» EXERCISE GOAL
Looking through the records that follow, determine how many lines contain "icon" and reply with that number alone.

Data records for software interfaces
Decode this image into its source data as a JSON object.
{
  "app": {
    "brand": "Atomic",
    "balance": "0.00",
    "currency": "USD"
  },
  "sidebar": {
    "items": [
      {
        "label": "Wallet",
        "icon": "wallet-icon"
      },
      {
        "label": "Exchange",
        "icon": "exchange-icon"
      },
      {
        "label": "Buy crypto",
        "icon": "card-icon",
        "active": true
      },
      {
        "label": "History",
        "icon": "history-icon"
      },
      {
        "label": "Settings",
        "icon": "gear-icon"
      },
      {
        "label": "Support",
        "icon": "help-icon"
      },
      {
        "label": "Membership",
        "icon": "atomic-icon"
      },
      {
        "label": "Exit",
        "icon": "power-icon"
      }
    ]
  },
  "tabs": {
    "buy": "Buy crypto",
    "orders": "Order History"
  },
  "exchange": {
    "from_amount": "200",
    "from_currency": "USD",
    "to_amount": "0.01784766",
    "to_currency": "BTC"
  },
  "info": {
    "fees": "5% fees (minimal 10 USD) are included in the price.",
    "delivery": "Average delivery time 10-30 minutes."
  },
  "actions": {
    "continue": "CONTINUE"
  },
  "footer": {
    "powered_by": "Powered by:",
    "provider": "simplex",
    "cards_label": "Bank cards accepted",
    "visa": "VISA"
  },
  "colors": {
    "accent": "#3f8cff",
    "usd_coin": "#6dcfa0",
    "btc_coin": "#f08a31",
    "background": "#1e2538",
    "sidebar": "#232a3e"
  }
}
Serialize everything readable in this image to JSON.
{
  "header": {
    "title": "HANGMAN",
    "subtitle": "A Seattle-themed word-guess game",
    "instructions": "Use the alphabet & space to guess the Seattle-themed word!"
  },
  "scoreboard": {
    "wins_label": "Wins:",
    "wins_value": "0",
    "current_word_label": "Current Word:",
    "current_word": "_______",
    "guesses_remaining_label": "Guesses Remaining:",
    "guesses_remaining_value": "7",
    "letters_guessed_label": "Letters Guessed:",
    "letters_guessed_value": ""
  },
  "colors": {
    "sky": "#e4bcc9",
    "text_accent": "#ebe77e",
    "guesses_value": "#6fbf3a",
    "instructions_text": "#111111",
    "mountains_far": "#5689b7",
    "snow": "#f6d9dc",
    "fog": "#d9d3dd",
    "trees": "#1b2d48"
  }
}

» PROBLEM SOLUTION
8